Maia Active founder Lisa Ou remembers a time in China, just five years ago, when exercising was an all-out event. Getting a workout meant buying all the right gear, piling into a Jeep and driving to the side of a mountain and doing a day-long hike. It also meant big-name, all-encompassing sports brands, like Nike and Adidas, were front and center for consumers.
China’s health and wellness boom has driven sportswear growth to a point where it threatens to overtake luxury goods by 2020, according to a Euromonitor International report. In many cases luxury brands like Chanel and BMW are even beginning to embrace it. In response, the activewear market is rapidly starting to diversify, making room for smaller brands hoping to capture an increasingly discerning group of Chinese consumers. For these activewear shoppers, working out is less of an event and more of a lifestyle.
Ou knew this when starting her brand last year. With a fashion background—she graduated from Parsons School of Design and did a stint with J. Crew—she noticed a major gap in the market when she came to China. Simply put, she couldn’t find gym clothes she liked.
She noticed many of the international brands’ clothing weren’t well-suited to Chinese body types or to the climate. So she set off to create a higher-end, functional, stylish brand that would appeal specifically to Chinese consumers, with quality fabrics and a price tag that would be competitive with some of the leading international fitness apparel brands on the scene.
“Everybody can see that this market is going to be one of the biggest, and people want to have options,” Ou said. “The market is shifting in that consumers really want to express themselves and not have the same item as everyone else.”
The proof so far, is in the sales. Since launching Maia Active in June 2016, Ou says Maia Active sales have grown five times from February to July, and she expects growth to continue at this rate. Most of her sales are currently through online channels, including Tmall. But, being a premium brand, she also does pop-up shops at luxury hotels and sells at boutique gyms. One such gym is Space Cycle, sandwiched between shops like Christian Louboutin and Kenzo in Beijing’s upscale shopping center Swire Taikoo Li.
Space Cycle, which is less a gym than it is a platform for fashion and fitness experiences, is one of those examples in China where luxury and fitness markets seem to collide. The gym claims to boast a membership portfolio that includes famous Chinese fashion KOLs and CEOs of big-name brands, who enjoy events and collaborations at the gym with brands like Mercedes-Benz and Armani. It’s here that Chinese activewear brands like Maia Active and Particle Fever are finding a market, and Ou said she believes it has a lot to do with how the definition of luxury is changing for China’s rising middle class.
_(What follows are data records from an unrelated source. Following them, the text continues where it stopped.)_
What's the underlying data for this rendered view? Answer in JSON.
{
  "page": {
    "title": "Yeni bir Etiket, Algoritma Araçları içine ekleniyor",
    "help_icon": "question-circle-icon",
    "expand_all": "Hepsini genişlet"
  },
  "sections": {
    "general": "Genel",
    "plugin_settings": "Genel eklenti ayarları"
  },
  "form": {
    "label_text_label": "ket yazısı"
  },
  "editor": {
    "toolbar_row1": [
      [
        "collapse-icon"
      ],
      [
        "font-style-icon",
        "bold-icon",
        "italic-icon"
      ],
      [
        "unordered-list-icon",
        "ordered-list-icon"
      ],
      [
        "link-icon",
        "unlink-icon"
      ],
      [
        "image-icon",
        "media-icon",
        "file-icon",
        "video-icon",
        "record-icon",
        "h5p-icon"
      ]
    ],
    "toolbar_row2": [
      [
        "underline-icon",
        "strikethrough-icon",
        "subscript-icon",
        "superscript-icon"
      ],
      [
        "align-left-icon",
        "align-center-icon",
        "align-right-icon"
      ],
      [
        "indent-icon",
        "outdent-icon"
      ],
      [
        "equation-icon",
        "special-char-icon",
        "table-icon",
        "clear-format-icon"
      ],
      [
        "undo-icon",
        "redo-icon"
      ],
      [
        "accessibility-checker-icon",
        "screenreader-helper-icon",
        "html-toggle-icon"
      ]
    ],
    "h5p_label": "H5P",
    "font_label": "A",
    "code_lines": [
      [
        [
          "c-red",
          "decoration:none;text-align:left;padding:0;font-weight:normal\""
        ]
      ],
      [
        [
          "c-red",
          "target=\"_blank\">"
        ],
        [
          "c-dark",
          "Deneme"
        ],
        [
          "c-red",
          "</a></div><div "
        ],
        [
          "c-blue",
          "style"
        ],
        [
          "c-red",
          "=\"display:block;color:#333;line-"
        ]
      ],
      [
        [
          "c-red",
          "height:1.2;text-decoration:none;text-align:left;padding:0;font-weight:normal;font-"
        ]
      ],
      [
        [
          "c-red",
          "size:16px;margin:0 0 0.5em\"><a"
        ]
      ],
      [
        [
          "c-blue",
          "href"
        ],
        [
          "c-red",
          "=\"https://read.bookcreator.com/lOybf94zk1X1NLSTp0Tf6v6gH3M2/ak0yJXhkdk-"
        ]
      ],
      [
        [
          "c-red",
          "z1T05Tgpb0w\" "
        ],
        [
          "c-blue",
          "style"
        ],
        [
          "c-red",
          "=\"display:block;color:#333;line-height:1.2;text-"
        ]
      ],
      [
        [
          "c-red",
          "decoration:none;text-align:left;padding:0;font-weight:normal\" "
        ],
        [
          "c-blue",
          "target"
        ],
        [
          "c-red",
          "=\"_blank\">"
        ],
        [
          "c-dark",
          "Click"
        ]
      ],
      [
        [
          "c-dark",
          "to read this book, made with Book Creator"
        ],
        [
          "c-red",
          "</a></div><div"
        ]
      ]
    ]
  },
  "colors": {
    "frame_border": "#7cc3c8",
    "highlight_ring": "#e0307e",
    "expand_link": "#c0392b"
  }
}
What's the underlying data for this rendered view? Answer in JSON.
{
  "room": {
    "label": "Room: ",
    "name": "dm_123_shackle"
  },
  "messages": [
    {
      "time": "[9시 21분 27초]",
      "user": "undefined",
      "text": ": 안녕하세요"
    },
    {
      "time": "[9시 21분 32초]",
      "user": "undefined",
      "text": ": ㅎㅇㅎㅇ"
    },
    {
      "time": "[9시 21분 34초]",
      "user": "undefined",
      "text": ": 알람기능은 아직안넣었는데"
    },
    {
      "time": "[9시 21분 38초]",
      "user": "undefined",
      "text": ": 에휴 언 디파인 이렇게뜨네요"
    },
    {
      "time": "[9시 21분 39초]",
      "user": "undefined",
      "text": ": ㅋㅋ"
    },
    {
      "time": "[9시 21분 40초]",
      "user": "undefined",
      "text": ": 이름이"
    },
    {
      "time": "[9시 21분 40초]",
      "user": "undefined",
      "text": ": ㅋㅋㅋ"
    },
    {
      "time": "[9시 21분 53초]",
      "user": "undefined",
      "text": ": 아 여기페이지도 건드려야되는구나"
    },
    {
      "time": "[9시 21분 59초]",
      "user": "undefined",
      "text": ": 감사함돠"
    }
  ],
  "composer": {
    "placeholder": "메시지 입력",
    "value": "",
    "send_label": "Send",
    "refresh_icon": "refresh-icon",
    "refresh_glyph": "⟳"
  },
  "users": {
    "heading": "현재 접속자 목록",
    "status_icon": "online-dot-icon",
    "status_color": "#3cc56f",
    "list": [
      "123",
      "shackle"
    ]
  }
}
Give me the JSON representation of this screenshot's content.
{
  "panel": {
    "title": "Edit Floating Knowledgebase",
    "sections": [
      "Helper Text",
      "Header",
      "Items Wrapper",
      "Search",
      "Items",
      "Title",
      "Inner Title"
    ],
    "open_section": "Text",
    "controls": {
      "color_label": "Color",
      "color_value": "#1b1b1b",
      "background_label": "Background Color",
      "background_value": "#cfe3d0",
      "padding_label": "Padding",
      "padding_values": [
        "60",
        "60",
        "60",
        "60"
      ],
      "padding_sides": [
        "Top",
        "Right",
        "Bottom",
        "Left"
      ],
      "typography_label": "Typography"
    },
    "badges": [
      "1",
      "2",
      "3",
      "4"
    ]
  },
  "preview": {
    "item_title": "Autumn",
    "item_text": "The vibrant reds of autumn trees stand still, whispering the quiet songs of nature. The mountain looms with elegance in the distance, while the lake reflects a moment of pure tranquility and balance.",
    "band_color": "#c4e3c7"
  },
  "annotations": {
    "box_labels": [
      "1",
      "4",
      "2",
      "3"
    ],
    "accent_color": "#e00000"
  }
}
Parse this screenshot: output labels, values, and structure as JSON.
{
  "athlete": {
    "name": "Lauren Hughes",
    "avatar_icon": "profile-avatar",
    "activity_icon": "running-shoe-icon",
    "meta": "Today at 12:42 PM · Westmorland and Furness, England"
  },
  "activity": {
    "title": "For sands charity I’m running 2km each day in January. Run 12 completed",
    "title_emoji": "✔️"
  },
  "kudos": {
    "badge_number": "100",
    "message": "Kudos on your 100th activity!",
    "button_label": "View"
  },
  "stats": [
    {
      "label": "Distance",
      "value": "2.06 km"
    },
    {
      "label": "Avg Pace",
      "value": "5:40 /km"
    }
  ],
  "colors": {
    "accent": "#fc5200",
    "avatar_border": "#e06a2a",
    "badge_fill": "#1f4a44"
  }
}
“In the past you see people who want to buy luxury goods because they want to be seen carrying something that represents them, and they need the item to prove their status,” she said. “The shift of mentality that I personally see is people are more willing to invest in themselves, such as by traveling, going to cooking classes, or exercising. It’s not about a bag you wear everyday to show that you have money, but more about mental enrichment.”
China’s leading luxury department store Lane Crawford is also recognizing this shift in attitude and how it plays into fashion. Lane Crawford has a whole roster of international boutique sportswear brands and collections in its stores, ranging from Perfect Moment and Live the Process to NikeLab and Stella McCartney.
But in a sign that things are diversifying even further, this month Lane Crawford hosted its first fitness apparel pop-up featuring local designers. After receiving positive feedback from its Fitness Room pop-up last year, it launched Fitness x Fashion, featuring collections Chinese designers Helen Lee and Particle Fever, which was a winner in Lane Crawford’s Creative Call Out last year. The designers worked with Woolmark to launch two trendy, sustainable, and stylish capsule collections featuring Merino wool. Chinese supermodel and fitness enthusiast He Sui was the feature KOL for the collections.
Lane Crawford is well-known for its support of local designers, but its China VP Irene Lau said its decision to feature ones that focus on activewear was a move that reflected the shift in health and wellness as a lifestyle choice. Lau said it’s social media that largely drives these trends as young consumers are increasingly exposed to fitness and lifestyle icons both local and international.
“[These consumers] are looking for brands that successfully mix the sense of fashion with fitness,” she said. “The pieces that can easily work with their wardrobes are preferred.”
Particle Fever, one of Lane Crawford’s featured brands whose co-founder worked with Lady Gaga on her album ARTPOP, is finding a huge fanbase on social media for its eccentric, artsy, and fashionable spin on technical sportswear. Their collections are primarily unisex and offer the wearer multiple styles and ways of wearing one garment. Co-founder Da Jiusuo says she is confident that as Chinese gym-goers become more educated on the possibilities for quality fabrics and style, they are increasingly ready for something a little more unconventional.
“Chinese consumers are very smart and international right now, and sometimes, they are under-estimated,” she said. “We have launched so many very edgy pieces at the very forefront of sportswear design, and they are all being well-accepted.”